Description of the task: Scan the entries for the word "Create" and return every line that has it.

Provided records:
"""

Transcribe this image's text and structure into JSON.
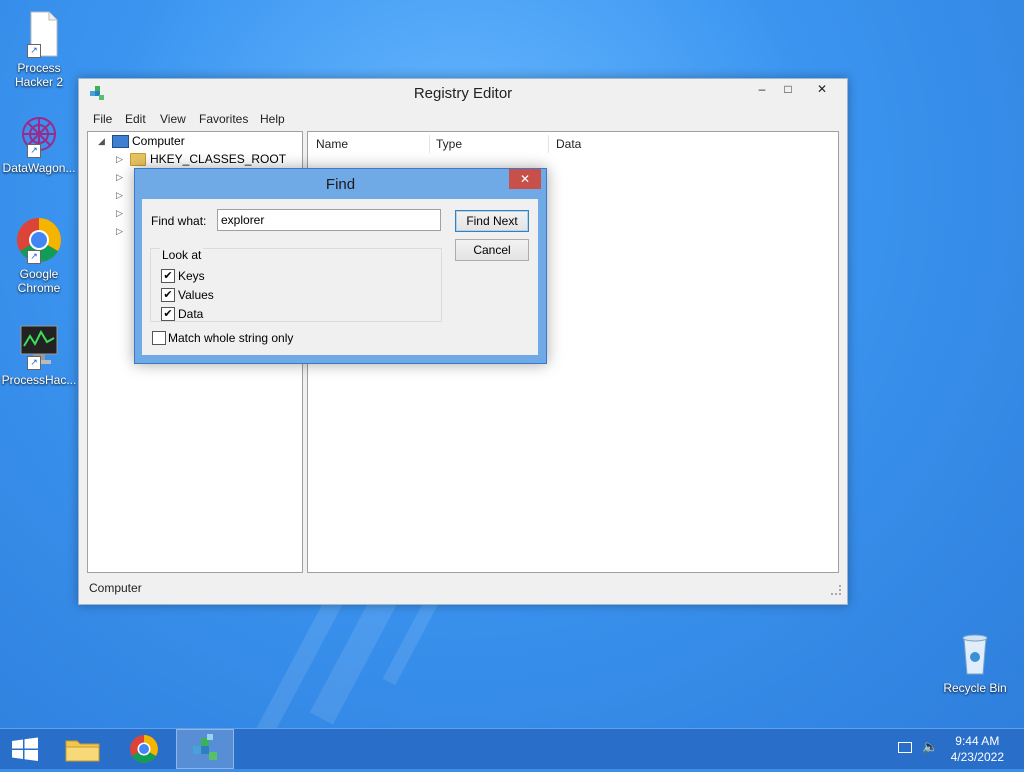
{
  "desktop": {
    "icons": [
      {
        "label": "Process\nHacker 2"
      },
      {
        "label": "DataWagon..."
      },
      {
        "label": "Google\nChrome"
      },
      {
        "label": "ProcessHac..."
      },
      {
        "label": "Recycle Bin"
      }
    ]
  },
  "window": {
    "title": "Registry Editor",
    "controls": {
      "minimize": "–",
      "maximize": "□",
      "close": "✕"
    },
    "menu": [
      "File",
      "Edit",
      "View",
      "Favorites",
      "Help"
    ],
    "tree": {
      "root": "Computer",
      "first_child": "HKEY_CLASSES_ROOT"
    },
    "columns": [
      "Name",
      "Type",
      "Data"
    ],
    "status": "Computer"
  },
  "find": {
    "title": "Find",
    "close": "✕",
    "find_what_label": "Find what:",
    "find_what_value": "explorer",
    "find_next": "Find Next",
    "cancel": "Cancel",
    "look_at_label": "Look at",
    "options": [
      {
        "label": "Keys",
        "checked": "✔"
      },
      {
        "label": "Values",
        "checked": "✔"
      },
      {
        "label": "Data",
        "checked": "✔"
      }
    ],
    "match_whole": {
      "label": "Match whole string only",
      "checked": ""
    }
  },
  "taskbar": {
    "time": "9:44 AM",
    "date": "4/23/2022"
  },
  "colors": {
    "accent": "#3b95f0",
    "taskbar": "#286ec8",
    "close_red": "#c7504a"
  }
}
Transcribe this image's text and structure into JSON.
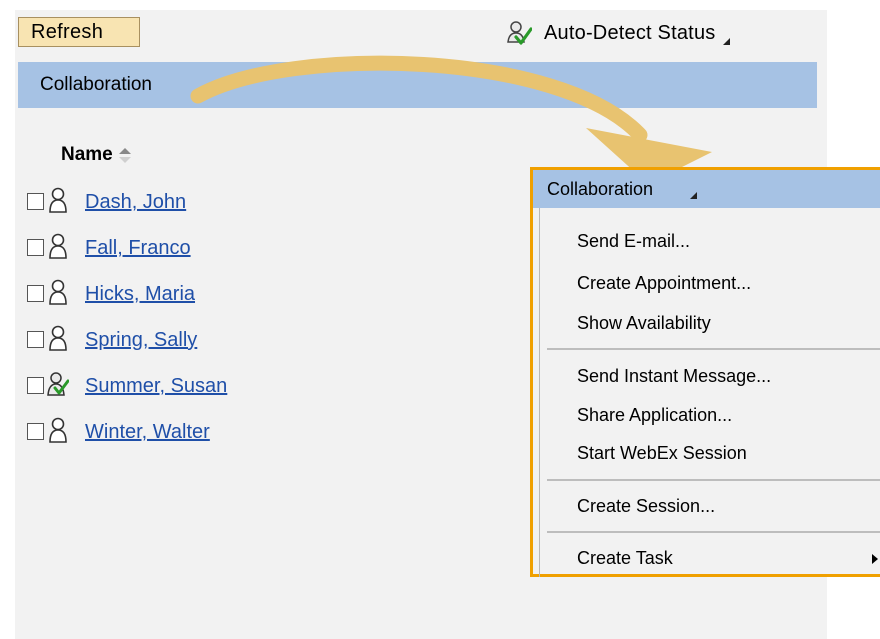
{
  "toolbar": {
    "refresh_label": "Refresh",
    "auto_detect_label": "Auto-Detect Status"
  },
  "collab_bar": {
    "label": "Collaboration"
  },
  "people": {
    "column_header": "Name",
    "rows": [
      {
        "name": "Dash, John",
        "icon": "person-outline-icon"
      },
      {
        "name": "Fall, Franco",
        "icon": "person-outline-icon"
      },
      {
        "name": "Hicks, Maria",
        "icon": "person-outline-icon"
      },
      {
        "name": "Spring, Sally",
        "icon": "person-outline-icon"
      },
      {
        "name": "Summer, Susan",
        "icon": "person-online-icon"
      },
      {
        "name": "Winter, Walter",
        "icon": "person-outline-icon"
      }
    ]
  },
  "menu": {
    "title": "Collaboration",
    "items": [
      "Send E-mail...",
      "Create Appointment...",
      "Show Availability",
      "Send Instant Message...",
      "Share Application...",
      "Start WebEx Session",
      "Create Session...",
      "Create Task"
    ]
  },
  "colors": {
    "accent_border": "#f0a000",
    "header_blue": "#a6c2e4",
    "link": "#1f4fa8",
    "arrow": "#e8c370"
  }
}
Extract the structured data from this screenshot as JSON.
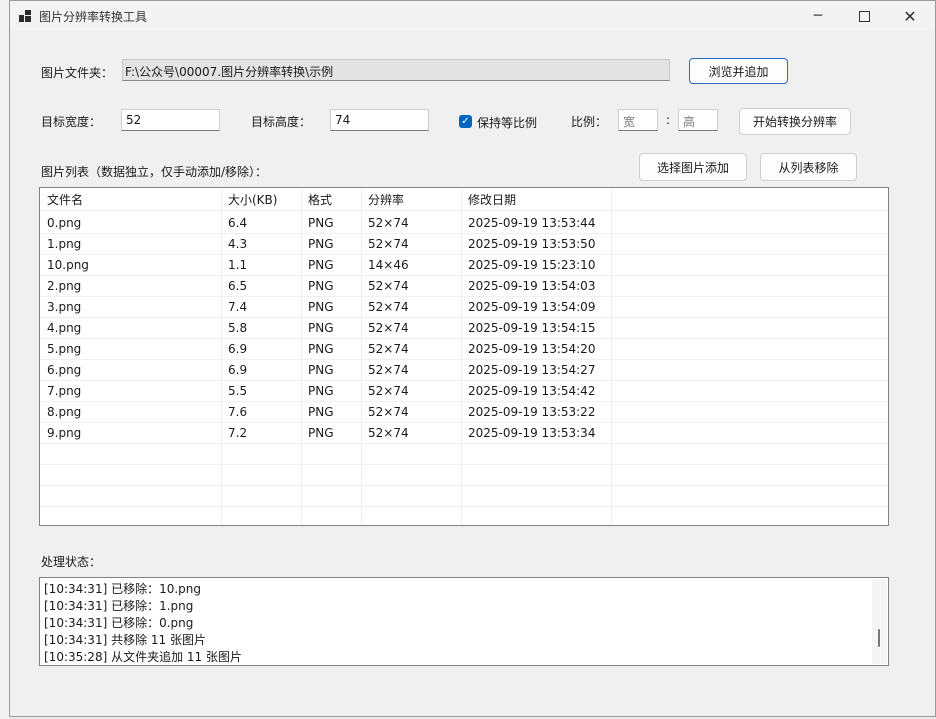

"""

Written answer:
      "Create Appointment...",
      "Create Session...",
      "Create Task"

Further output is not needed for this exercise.